**Working data:**
- - -

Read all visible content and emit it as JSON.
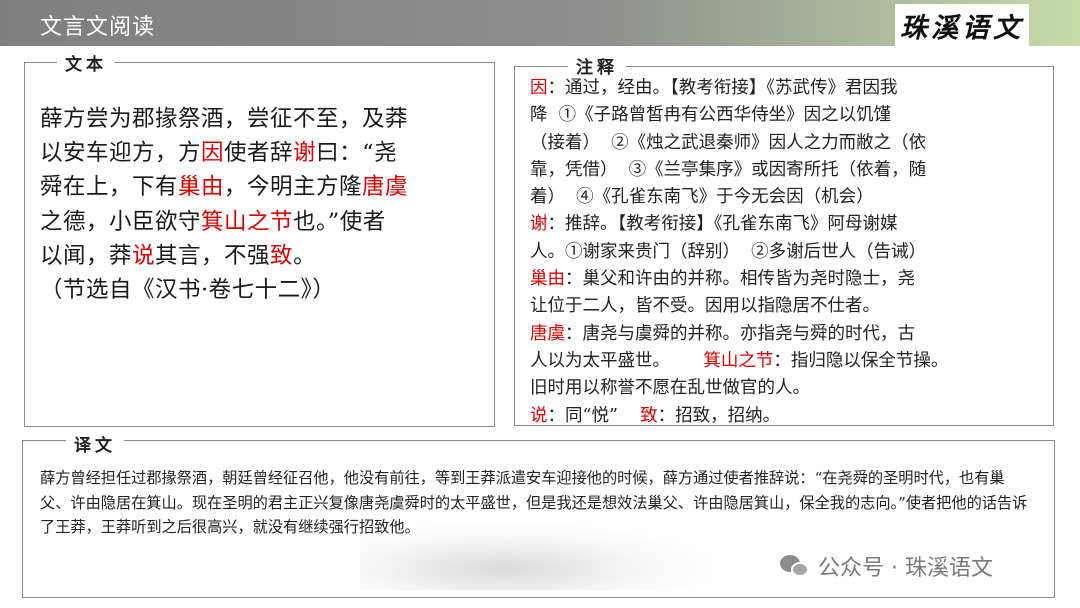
{
  "header": {
    "title": "文言文阅读",
    "brand": "珠溪语文"
  },
  "text_section": {
    "label": "文本",
    "lines": [
      [
        {
          "t": "薛方尝为郡掾祭酒，尝征不至，及莽"
        }
      ],
      [
        {
          "t": "以安车迎方，方"
        },
        {
          "t": "因",
          "r": true
        },
        {
          "t": "使者辞"
        },
        {
          "t": "谢",
          "r": true
        },
        {
          "t": "曰：“尧"
        }
      ],
      [
        {
          "t": "舜在上，下有"
        },
        {
          "t": "巢由",
          "r": true
        },
        {
          "t": "，今明主方隆"
        },
        {
          "t": "唐虞",
          "r": true
        }
      ],
      [
        {
          "t": "之德，小臣欲守"
        },
        {
          "t": "箕山之节",
          "r": true
        },
        {
          "t": "也。”使者"
        }
      ],
      [
        {
          "t": "以闻，莽"
        },
        {
          "t": "说",
          "r": true
        },
        {
          "t": "其言，不强"
        },
        {
          "t": "致",
          "r": true
        },
        {
          "t": "。"
        }
      ],
      [
        {
          "t": "（节选自《汉书·卷七十二》）"
        }
      ]
    ]
  },
  "notes_section": {
    "label": "注释",
    "lines": [
      [
        {
          "t": "因",
          "r": true
        },
        {
          "t": "：通过，经由。【教考衔接】《苏武传》君因我"
        }
      ],
      [
        {
          "t": "降  ①《子路曾皙冉有公西华侍坐》因之以饥馑"
        }
      ],
      [
        {
          "t": "（接着）  ②《烛之武退秦师》因人之力而敝之（依"
        }
      ],
      [
        {
          "t": "靠，凭借）  ③《兰亭集序》或因寄所托（依着，随"
        }
      ],
      [
        {
          "t": "着）  ④《孔雀东南飞》于今无会因（机会）"
        }
      ],
      [
        {
          "t": "谢",
          "r": true
        },
        {
          "t": "：推辞。【教考衔接】《孔雀东南飞》阿母谢媒"
        }
      ],
      [
        {
          "t": "人。①谢家来贵门（辞别）  ②多谢后世人（告诫）"
        }
      ],
      [
        {
          "t": "巢由",
          "r": true
        },
        {
          "t": "：巢父和许由的并称。相传皆为尧时隐士，尧"
        }
      ],
      [
        {
          "t": "让位于二人，皆不受。因用以指隐居不仕者。"
        }
      ],
      [
        {
          "t": "唐虞",
          "r": true
        },
        {
          "t": "：唐尧与虞舜的并称。亦指尧与舜的时代，古"
        }
      ],
      [
        {
          "t": "人以为太平盛世。      "
        },
        {
          "t": "箕山之节",
          "r": true
        },
        {
          "t": "：指归隐以保全节操。"
        }
      ],
      [
        {
          "t": "旧时用以称誉不愿在乱世做官的人。"
        }
      ],
      [
        {
          "t": "说",
          "r": true
        },
        {
          "t": "：同“悦”    "
        },
        {
          "t": "致",
          "r": true
        },
        {
          "t": "：招致，招纳。"
        }
      ]
    ]
  },
  "translation_section": {
    "label": "译文",
    "text": "薛方曾经担任过郡掾祭酒，朝廷曾经征召他，他没有前往，等到王莽派遣安车迎接他的时候，薛方通过使者推辞说：“在尧舜的圣明时代，也有巢父、许由隐居在箕山。现在圣明的君主正兴复像唐尧虞舜时的太平盛世，但是我还是想效法巢父、许由隐居箕山，保全我的志向。”使者把他的话告诉了王莽，王莽听到之后很高兴，就没有继续强行招致他。"
  },
  "watermark": {
    "text": "公众号 · 珠溪语文",
    "icon": "wechat-icon"
  },
  "colors": {
    "highlight": "#e00000",
    "header_bg": "#8c8c8c",
    "header_accent": "#c7dba8"
  }
}
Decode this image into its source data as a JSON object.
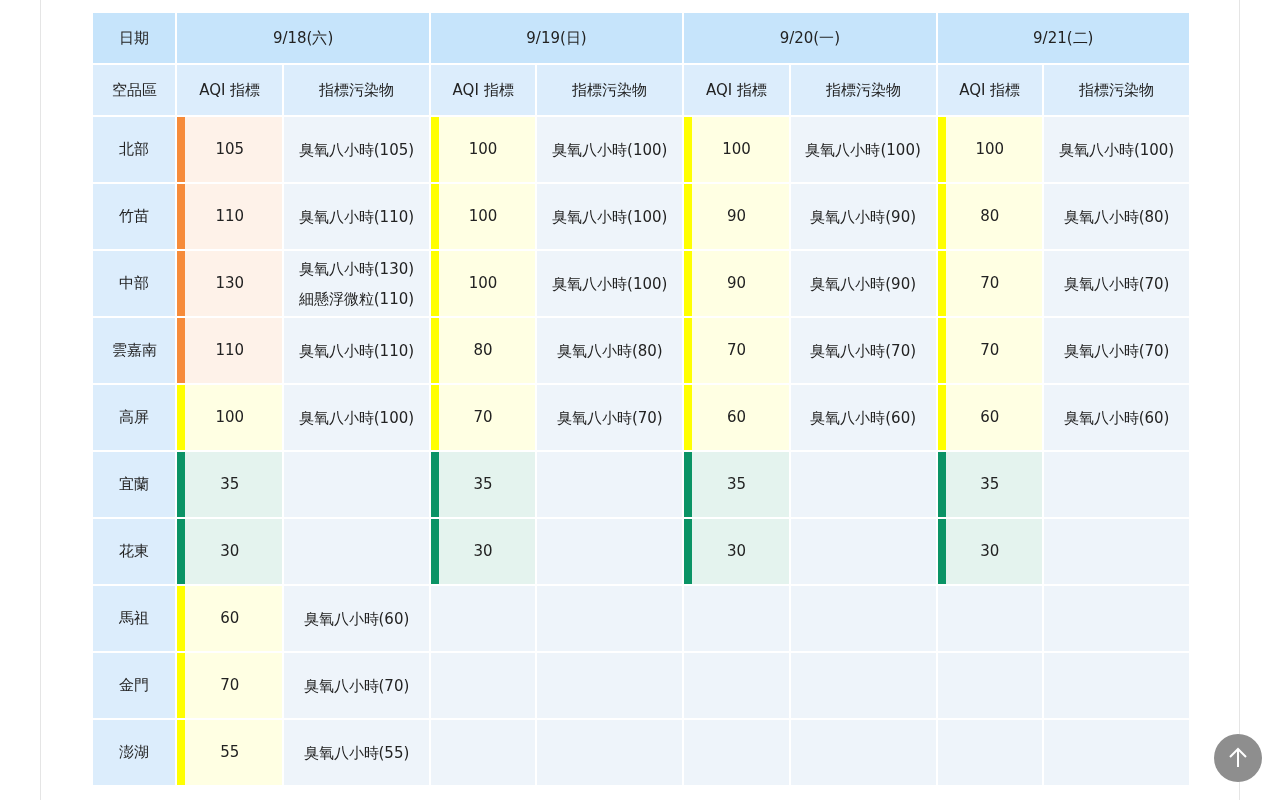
{
  "table": {
    "date_label": "日期",
    "region_label": "空品區",
    "dates": [
      {
        "date": "9/18(六)",
        "aqi_label": "AQI 指標",
        "pollutant_label": "指標污染物"
      },
      {
        "date": "9/19(日)",
        "aqi_label": "AQI 指標",
        "pollutant_label": "指標污染物"
      },
      {
        "date": "9/20(一)",
        "aqi_label": "AQI 指標",
        "pollutant_label": "指標污染物"
      },
      {
        "date": "9/21(二)",
        "aqi_label": "AQI 指標",
        "pollutant_label": "指標污染物"
      }
    ],
    "rows": [
      {
        "region": "北部",
        "days": [
          {
            "aqi": "105",
            "color": "#f68b3a",
            "pollutants": [
              "臭氧八小時(105)"
            ]
          },
          {
            "aqi": "100",
            "color": "#ffff00",
            "pollutants": [
              "臭氧八小時(100)"
            ]
          },
          {
            "aqi": "100",
            "color": "#ffff00",
            "pollutants": [
              "臭氧八小時(100)"
            ]
          },
          {
            "aqi": "100",
            "color": "#ffff00",
            "pollutants": [
              "臭氧八小時(100)"
            ]
          }
        ]
      },
      {
        "region": "竹苗",
        "days": [
          {
            "aqi": "110",
            "color": "#f68b3a",
            "pollutants": [
              "臭氧八小時(110)"
            ]
          },
          {
            "aqi": "100",
            "color": "#ffff00",
            "pollutants": [
              "臭氧八小時(100)"
            ]
          },
          {
            "aqi": "90",
            "color": "#ffff00",
            "pollutants": [
              "臭氧八小時(90)"
            ]
          },
          {
            "aqi": "80",
            "color": "#ffff00",
            "pollutants": [
              "臭氧八小時(80)"
            ]
          }
        ]
      },
      {
        "region": "中部",
        "days": [
          {
            "aqi": "130",
            "color": "#f68b3a",
            "pollutants": [
              "臭氧八小時(130)",
              "細懸浮微粒(110)"
            ]
          },
          {
            "aqi": "100",
            "color": "#ffff00",
            "pollutants": [
              "臭氧八小時(100)"
            ]
          },
          {
            "aqi": "90",
            "color": "#ffff00",
            "pollutants": [
              "臭氧八小時(90)"
            ]
          },
          {
            "aqi": "70",
            "color": "#ffff00",
            "pollutants": [
              "臭氧八小時(70)"
            ]
          }
        ]
      },
      {
        "region": "雲嘉南",
        "days": [
          {
            "aqi": "110",
            "color": "#f68b3a",
            "pollutants": [
              "臭氧八小時(110)"
            ]
          },
          {
            "aqi": "80",
            "color": "#ffff00",
            "pollutants": [
              "臭氧八小時(80)"
            ]
          },
          {
            "aqi": "70",
            "color": "#ffff00",
            "pollutants": [
              "臭氧八小時(70)"
            ]
          },
          {
            "aqi": "70",
            "color": "#ffff00",
            "pollutants": [
              "臭氧八小時(70)"
            ]
          }
        ]
      },
      {
        "region": "高屏",
        "days": [
          {
            "aqi": "100",
            "color": "#ffff00",
            "pollutants": [
              "臭氧八小時(100)"
            ]
          },
          {
            "aqi": "70",
            "color": "#ffff00",
            "pollutants": [
              "臭氧八小時(70)"
            ]
          },
          {
            "aqi": "60",
            "color": "#ffff00",
            "pollutants": [
              "臭氧八小時(60)"
            ]
          },
          {
            "aqi": "60",
            "color": "#ffff00",
            "pollutants": [
              "臭氧八小時(60)"
            ]
          }
        ]
      },
      {
        "region": "宜蘭",
        "days": [
          {
            "aqi": "35",
            "color": "#0a9365"
          },
          {
            "aqi": "35",
            "color": "#0a9365"
          },
          {
            "aqi": "35",
            "color": "#0a9365"
          },
          {
            "aqi": "35",
            "color": "#0a9365"
          }
        ]
      },
      {
        "region": "花東",
        "days": [
          {
            "aqi": "30",
            "color": "#0a9365"
          },
          {
            "aqi": "30",
            "color": "#0a9365"
          },
          {
            "aqi": "30",
            "color": "#0a9365"
          },
          {
            "aqi": "30",
            "color": "#0a9365"
          }
        ]
      },
      {
        "region": "馬祖",
        "days": [
          {
            "aqi": "60",
            "color": "#ffff00",
            "pollutants": [
              "臭氧八小時(60)"
            ]
          }
        ]
      },
      {
        "region": "金門",
        "days": [
          {
            "aqi": "70",
            "color": "#ffff00",
            "pollutants": [
              "臭氧八小時(70)"
            ]
          }
        ]
      },
      {
        "region": "澎湖",
        "days": [
          {
            "aqi": "55",
            "color": "#ffff00",
            "pollutants": [
              "臭氧八小時(55)"
            ]
          }
        ]
      }
    ]
  }
}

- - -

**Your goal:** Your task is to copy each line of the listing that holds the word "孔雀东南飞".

**Answer for the task:**
          "t": "着）  ④《孔雀东南飞》于今无会因（机会）"
          "t": "：推辞。【教考衔接】《孔雀东南飞》阿母谢媒"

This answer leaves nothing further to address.